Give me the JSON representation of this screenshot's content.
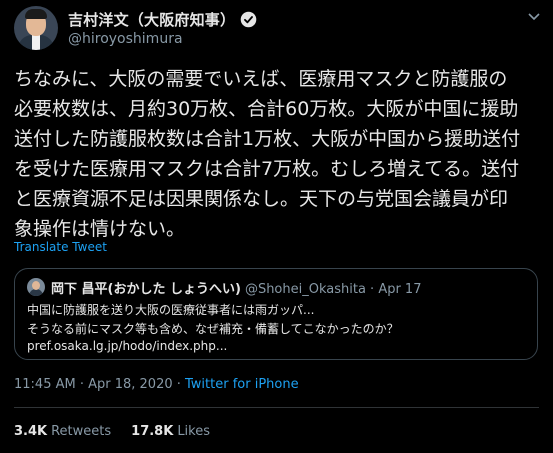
{
  "author": {
    "display_name": "吉村洋文（大阪府知事）",
    "handle": "@hiroyoshimura",
    "verified_icon": "verified-badge-icon"
  },
  "tweet": {
    "text": "ちなみに、大阪の需要でいえば、医療用マスクと防護服の\n必要枚数は、月約30万枚、合計60万枚。大阪が中国に援助\n送付した防護服枚数は合計1万枚、大阪が中国から援助送付\nを受けた医療用マスクは合計7万枚。むしろ増えてる。送付\nと医療資源不足は因果関係なし。天下の与党国会議員が印\n象操作は情けない。",
    "translate_label": "Translate Tweet"
  },
  "quoted": {
    "name": "岡下 昌平(おかした しょうへい)",
    "handle_date": "@Shohei_Okashita · Apr 17",
    "line1": "中国に防護服を送り大阪の医療従事者には雨ガッパ...",
    "line2": "そうなる前にマスク等も含め、なぜ補充・備蓄してこなかったのか？",
    "line3": "pref.osaka.lg.jp/hodo/index.php..."
  },
  "meta": {
    "timestamp": "11:45 AM · Apr 18, 2020 · ",
    "source": "Twitter for iPhone"
  },
  "stats": {
    "retweets_count": "3.4K",
    "retweets_label": "Retweets",
    "likes_count": "17.8K",
    "likes_label": "Likes"
  },
  "colors": {
    "background": "#000000",
    "link": "#1da1f2",
    "secondary": "#8899a6",
    "border": "#38444d"
  }
}
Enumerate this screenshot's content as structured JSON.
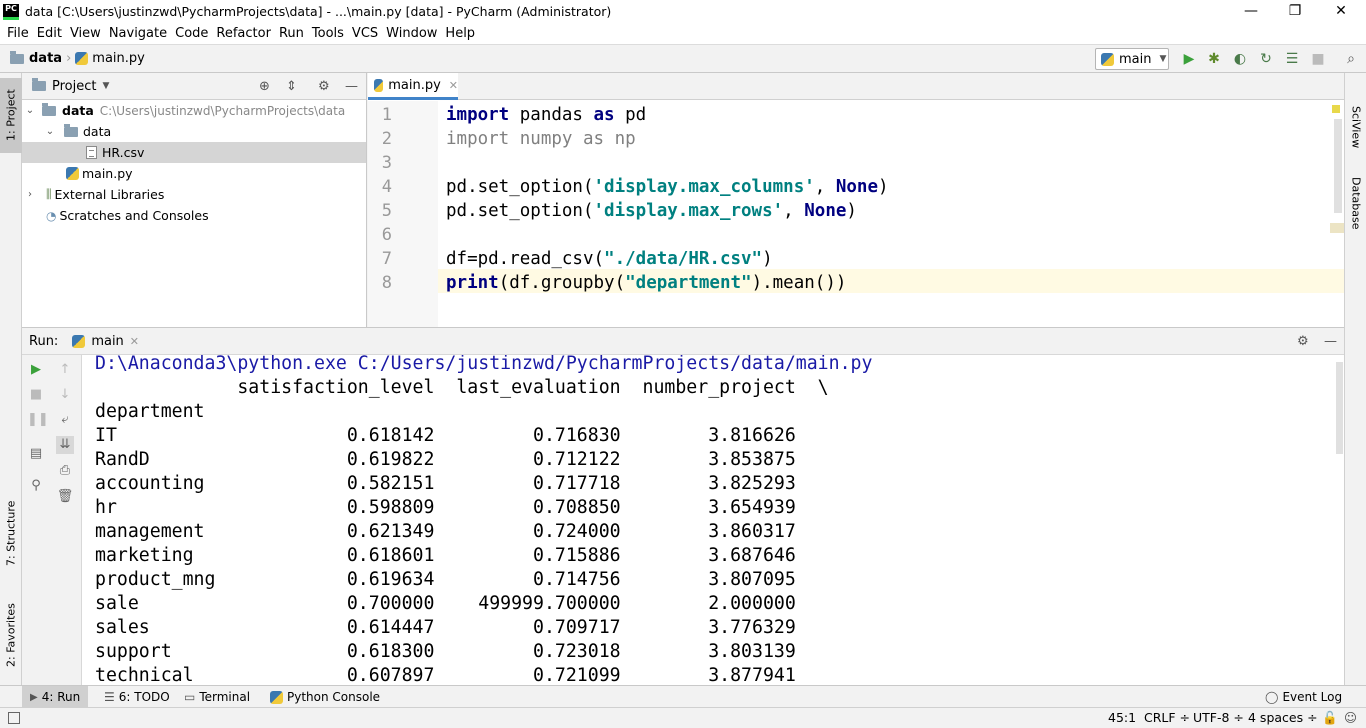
{
  "window": {
    "title": "data [C:\\Users\\justinzwd\\PycharmProjects\\data] - ...\\main.py [data] - PyCharm (Administrator)",
    "logo": "PC",
    "minimize": "—",
    "maximize": "❐",
    "close": "✕"
  },
  "menu": [
    "File",
    "Edit",
    "View",
    "Navigate",
    "Code",
    "Refactor",
    "Run",
    "Tools",
    "VCS",
    "Window",
    "Help"
  ],
  "breadcrumb": {
    "project": "data",
    "file": "main.py"
  },
  "toolbar": {
    "run_config": "main"
  },
  "project_panel": {
    "title": "Project",
    "tree": [
      {
        "label": "data",
        "path": "C:\\Users\\justinzwd\\PycharmProjects\\data"
      },
      {
        "label": "data"
      },
      {
        "label": "HR.csv"
      },
      {
        "label": "main.py"
      },
      {
        "label": "External Libraries"
      },
      {
        "label": "Scratches and Consoles"
      }
    ]
  },
  "editor": {
    "tab": "main.py",
    "line_numbers": [
      "1",
      "2",
      "3",
      "4",
      "5",
      "6",
      "7",
      "8"
    ],
    "lines": [
      [
        {
          "t": "import",
          "c": "kw"
        },
        {
          "t": " pandas ",
          "c": ""
        },
        {
          "t": "as",
          "c": "kw"
        },
        {
          "t": " pd",
          "c": ""
        }
      ],
      [
        {
          "t": "import numpy as np",
          "c": "gray"
        }
      ],
      [],
      [
        {
          "t": "pd.set_option(",
          "c": ""
        },
        {
          "t": "'display.max_columns'",
          "c": "str"
        },
        {
          "t": ", ",
          "c": ""
        },
        {
          "t": "None",
          "c": "kw"
        },
        {
          "t": ")",
          "c": ""
        }
      ],
      [
        {
          "t": "pd.set_option(",
          "c": ""
        },
        {
          "t": "'display.max_rows'",
          "c": "str"
        },
        {
          "t": ", ",
          "c": ""
        },
        {
          "t": "None",
          "c": "kw"
        },
        {
          "t": ")",
          "c": ""
        }
      ],
      [],
      [
        {
          "t": "df=pd.read_csv(",
          "c": ""
        },
        {
          "t": "\"./data/HR.csv\"",
          "c": "str"
        },
        {
          "t": ")",
          "c": ""
        }
      ],
      [
        {
          "t": "print",
          "c": "kw"
        },
        {
          "t": "(df.groupby(",
          "c": ""
        },
        {
          "t": "\"department\"",
          "c": "str"
        },
        {
          "t": ").mean())",
          "c": ""
        }
      ]
    ]
  },
  "run_panel": {
    "label": "Run:",
    "tab": "main",
    "console": [
      "D:\\Anaconda3\\python.exe C:/Users/justinzwd/PycharmProjects/data/main.py",
      "             satisfaction_level  last_evaluation  number_project  \\",
      "department",
      "IT                     0.618142         0.716830        3.816626",
      "RandD                  0.619822         0.712122        3.853875",
      "accounting             0.582151         0.717718        3.825293",
      "hr                     0.598809         0.708850        3.654939",
      "management             0.621349         0.724000        3.860317",
      "marketing              0.618601         0.715886        3.687646",
      "product_mng            0.619634         0.714756        3.807095",
      "sale                   0.700000    499999.700000        2.000000",
      "sales                  0.614447         0.709717        3.776329",
      "support                0.618300         0.723018        3.803139",
      "technical              0.607897         0.721099        3.877941"
    ]
  },
  "left_stripe": {
    "project": "1: Project",
    "structure": "7: Structure",
    "favorites": "2: Favorites"
  },
  "right_stripe": {
    "sciview": "SciView",
    "database": "Database"
  },
  "bottom_tools": {
    "run": "4: Run",
    "todo": "6: TODO",
    "terminal": "Terminal",
    "python_console": "Python Console",
    "event_log": "Event Log"
  },
  "status": {
    "position": "45:1",
    "line_sep": "CRLF ÷",
    "encoding": "UTF-8 ÷",
    "indent": "4 spaces ÷"
  }
}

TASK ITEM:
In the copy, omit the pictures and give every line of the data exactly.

SOLUTION TO THIS EXERCISE:
Give me the JSON representation of this screenshot's content.
{
  "author": {
    "display_name": "吉村洋文（大阪府知事）",
    "handle": "@hiroyoshimura",
    "verified_icon": "verified-badge-icon"
  },
  "tweet": {
    "text": "ちなみに、大阪の需要でいえば、医療用マスクと防護服の\n必要枚数は、月約30万枚、合計60万枚。大阪が中国に援助\n送付した防護服枚数は合計1万枚、大阪が中国から援助送付\nを受けた医療用マスクは合計7万枚。むしろ増えてる。送付\nと医療資源不足は因果関係なし。天下の与党国会議員が印\n象操作は情けない。",
    "translate_label": "Translate Tweet"
  },
  "quoted": {
    "name": "岡下 昌平(おかした しょうへい)",
    "handle_date": "@Shohei_Okashita · Apr 17",
    "line1": "中国に防護服を送り大阪の医療従事者には雨ガッパ...",
    "line2": "そうなる前にマスク等も含め、なぜ補充・備蓄してこなかったのか？",
    "line3": "pref.osaka.lg.jp/hodo/index.php..."
  },
  "meta": {
    "timestamp": "11:45 AM · Apr 18, 2020 · ",
    "source": "Twitter for iPhone"
  },
  "stats": {
    "retweets_count": "3.4K",
    "retweets_label": "Retweets",
    "likes_count": "17.8K",
    "likes_label": "Likes"
  },
  "colors": {
    "background": "#000000",
    "link": "#1da1f2",
    "secondary": "#8899a6",
    "border": "#38444d"
  }
}
Enumerate this screenshot's content as structured JSON.
{
  "window": {
    "title": "data [C:\\Users\\justinzwd\\PycharmProjects\\data] - ...\\main.py [data] - PyCharm (Administrator)",
    "logo": "PC",
    "minimize": "—",
    "maximize": "❐",
    "close": "✕"
  },
  "menu": [
    "File",
    "Edit",
    "View",
    "Navigate",
    "Code",
    "Refactor",
    "Run",
    "Tools",
    "VCS",
    "Window",
    "Help"
  ],
  "breadcrumb": {
    "project": "data",
    "file": "main.py"
  },
  "toolbar": {
    "run_config": "main"
  },
  "project_panel": {
    "title": "Project",
    "tree": [
      {
        "label": "data",
        "path": "C:\\Users\\justinzwd\\PycharmProjects\\data"
      },
      {
        "label": "data"
      },
      {
        "label": "HR.csv"
      },
      {
        "label": "main.py"
      },
      {
        "label": "External Libraries"
      },
      {
        "label": "Scratches and Consoles"
      }
    ]
  },
  "editor": {
    "tab": "main.py",
    "line_numbers": [
      "1",
      "2",
      "3",
      "4",
      "5",
      "6",
      "7",
      "8"
    ],
    "lines": [
      [
        {
          "t": "import",
          "c": "kw"
        },
        {
          "t": " pandas ",
          "c": ""
        },
        {
          "t": "as",
          "c": "kw"
        },
        {
          "t": " pd",
          "c": ""
        }
      ],
      [
        {
          "t": "import numpy as np",
          "c": "gray"
        }
      ],
      [],
      [
        {
          "t": "pd.set_option(",
          "c": ""
        },
        {
          "t": "'display.max_columns'",
          "c": "str"
        },
        {
          "t": ", ",
          "c": ""
        },
        {
          "t": "None",
          "c": "kw"
        },
        {
          "t": ")",
          "c": ""
        }
      ],
      [
        {
          "t": "pd.set_option(",
          "c": ""
        },
        {
          "t": "'display.max_rows'",
          "c": "str"
        },
        {
          "t": ", ",
          "c": ""
        },
        {
          "t": "None",
          "c": "kw"
        },
        {
          "t": ")",
          "c": ""
        }
      ],
      [],
      [
        {
          "t": "df=pd.read_csv(",
          "c": ""
        },
        {
          "t": "\"./data/HR.csv\"",
          "c": "str"
        },
        {
          "t": ")",
          "c": ""
        }
      ],
      [
        {
          "t": "print",
          "c": "kw"
        },
        {
          "t": "(df.groupby(",
          "c": ""
        },
        {
          "t": "\"department\"",
          "c": "str"
        },
        {
          "t": ").mean())",
          "c": ""
        }
      ]
    ]
  },
  "run_panel": {
    "label": "Run:",
    "tab": "main",
    "console": [
      "D:\\Anaconda3\\python.exe C:/Users/justinzwd/PycharmProjects/data/main.py",
      "             satisfaction_level  last_evaluation  number_project  \\",
      "department",
      "IT                     0.618142         0.716830        3.816626",
      "RandD                  0.619822         0.712122        3.853875",
      "accounting             0.582151         0.717718        3.825293",
      "hr                     0.598809         0.708850        3.654939",
      "management             0.621349         0.724000        3.860317",
      "marketing              0.618601         0.715886        3.687646",
      "product_mng            0.619634         0.714756        3.807095",
      "sale                   0.700000    499999.700000        2.000000",
      "sales                  0.614447         0.709717        3.776329",
      "support                0.618300         0.723018        3.803139",
      "technical              0.607897         0.721099        3.877941"
    ]
  },
  "left_stripe": {
    "project": "1: Project",
    "structure": "7: Structure",
    "favorites": "2: Favorites"
  },
  "right_stripe": {
    "sciview": "SciView",
    "database": "Database"
  },
  "bottom_tools": {
    "run": "4: Run",
    "todo": "6: TODO",
    "terminal": "Terminal",
    "python_console": "Python Console",
    "event_log": "Event Log"
  },
  "status": {
    "position": "45:1",
    "line_sep": "CRLF ÷",
    "encoding": "UTF-8 ÷",
    "indent": "4 spaces ÷"
  }
}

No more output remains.